Each year, when chum salmon (a Pacific salmon) from the ocean return to their natal Miomote River, they are fished and then Kikkawa’s workers remove the eggs and organs, and scrub the fish with handfuls of coarse white salt. Then, they pack that salmon into wooden barrels to start the fermentation process.
The workers also wash and suspend salmon from the dark, high drying room ceiling. Every year, thousands of sizeable salted chum salmon hang face downward, jagged-toothed mouths open in the shape of crescent moons. Nippy breezes from the nearby sea enter through wide-open doors – winter temperatures usually hover around 0C (32F).
Today, some people still hang salmon from their houses’ eaves or ceilings in Murakami. Salmon preserved this way is shiobiki, and it’s traditional for the city’s residents to eat it on New Year’s Eve. Kikkawa says, “If we don’t eat shiobiki, we don’t feel it is the New Year.”
Kikkawa reminisces about a childhood that was deeply involved in the family’s salmon operation. He recalls complaining about being cold and demanding that his father close the doors. In response, his father shouted, “You must know salmon is number one. You are number two. Wear more clothes.” Kikkawa confesses to saying the same to his daughter.
Three years ago, Kikkawa expanded the business and converted a historic Murakami building into his traditional salmon restaurant, Izutsu. The structure was once a hotel where haiku poet Basho stayed.
At his restaurant, Kikkawa serves traditional Murakami salmon delicacies, including every part of the fish: creamy testes, crunchy heart, tender liver, chewy skin, pasty kidneys, savoury minced head, simmered bones and more. One dish, sakenokiso, a two-year-old fermented salmon dish that was originally served to emperors, is made from a recipe that is over 1,000 years old. Izutsu is the only restaurant in the world that serves sakenokiso.
Kikkawa wants to develop new foods at Izutsu while respecting the “identity of Murakami salmon culture”. This means using only natural ingredients and not wasting any parts of the fish. The result is Murakami-style French bisque, potage and prosciutto that he cooks with the flesh between bones, pieces that many salmon cooks discard. One of the salmon lunch courses at Izutsu restaurant includes 30 different salmon delicacies.

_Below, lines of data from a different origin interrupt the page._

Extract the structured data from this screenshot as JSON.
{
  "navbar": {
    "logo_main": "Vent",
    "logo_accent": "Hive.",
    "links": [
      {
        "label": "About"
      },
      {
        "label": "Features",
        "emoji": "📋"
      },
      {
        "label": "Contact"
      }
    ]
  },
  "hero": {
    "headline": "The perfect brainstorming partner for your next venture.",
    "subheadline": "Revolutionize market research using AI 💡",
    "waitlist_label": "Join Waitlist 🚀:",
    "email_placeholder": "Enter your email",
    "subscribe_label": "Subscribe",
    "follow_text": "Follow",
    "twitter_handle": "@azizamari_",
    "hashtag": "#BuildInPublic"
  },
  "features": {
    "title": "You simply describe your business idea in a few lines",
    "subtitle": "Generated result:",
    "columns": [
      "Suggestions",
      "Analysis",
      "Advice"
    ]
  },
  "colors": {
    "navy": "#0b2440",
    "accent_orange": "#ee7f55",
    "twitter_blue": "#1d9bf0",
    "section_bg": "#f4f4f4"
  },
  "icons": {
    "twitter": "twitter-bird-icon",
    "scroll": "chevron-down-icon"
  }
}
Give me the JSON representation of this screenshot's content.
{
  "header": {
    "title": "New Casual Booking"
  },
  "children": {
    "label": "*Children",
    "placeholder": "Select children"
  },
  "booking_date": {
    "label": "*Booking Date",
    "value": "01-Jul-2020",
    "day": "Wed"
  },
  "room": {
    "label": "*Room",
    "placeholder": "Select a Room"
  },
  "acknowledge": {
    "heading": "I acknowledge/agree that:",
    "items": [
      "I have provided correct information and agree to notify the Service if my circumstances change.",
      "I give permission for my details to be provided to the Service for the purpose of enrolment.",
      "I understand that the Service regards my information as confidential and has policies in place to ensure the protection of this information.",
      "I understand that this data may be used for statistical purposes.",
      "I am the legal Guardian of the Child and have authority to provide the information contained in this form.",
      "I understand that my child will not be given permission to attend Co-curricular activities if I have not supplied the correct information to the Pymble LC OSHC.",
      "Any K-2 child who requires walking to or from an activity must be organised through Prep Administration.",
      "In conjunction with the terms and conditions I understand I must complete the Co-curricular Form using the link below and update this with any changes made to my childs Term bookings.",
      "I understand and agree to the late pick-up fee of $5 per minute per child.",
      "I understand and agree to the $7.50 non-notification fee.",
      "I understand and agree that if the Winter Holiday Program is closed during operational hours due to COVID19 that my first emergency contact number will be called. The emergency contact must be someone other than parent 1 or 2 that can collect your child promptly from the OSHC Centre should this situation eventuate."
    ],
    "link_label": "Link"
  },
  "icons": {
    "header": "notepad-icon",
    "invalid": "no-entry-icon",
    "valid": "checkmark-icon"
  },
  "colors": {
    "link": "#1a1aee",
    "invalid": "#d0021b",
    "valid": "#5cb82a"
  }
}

Izutsu and Sennenzake Kikkawa stand on the same street as other old-style two-storey wooden shops. Around 20 years ago, city officials wanted to renew that section of Murakami with modern construction. To avoid this, Kikkawa worked with volunteers to beautify their community, which preserved much of its former charm. They covered cracked concrete walls with old-looking lattice wooden fences, and a laundromat concealed its modern facade with aged wood.
Numerous families in the neighbourhood have resided in the same homes for hundreds of years. The Kikkawas also encouraged their neighbours to display their gardens, ancient dolls and folding screen collections to the public. This helped attract tourism to Murakami, and benefited small local businesses.
Today, people from all over Japan come to Murakami to tour the preserved traditional district, eat salmon and take salmon home. Because of Kikkawa senior and his son, city officials and tourist organisations now promote Murakami’s salmon culture. Numerous hotels and other businesses display salmon hanging from the outside eaves. Now that thousands of people visit Murakami to taste its salmon and purchase local goods, the city is able to support the preservation of the old town.
Outside Sennenzake, a few salmon hang from the eaves, a wooden wheel from an ancient cart leans against the wall, and a traditional curtain with kanjis representing the shop’s name flutters in the wind. Sennenzake stands as a culinary link of the past and the present, and is symbolic of the success of Kikkawa and his father’s efforts to maintain a historic cuisine that was destined to be forgotten by future generations.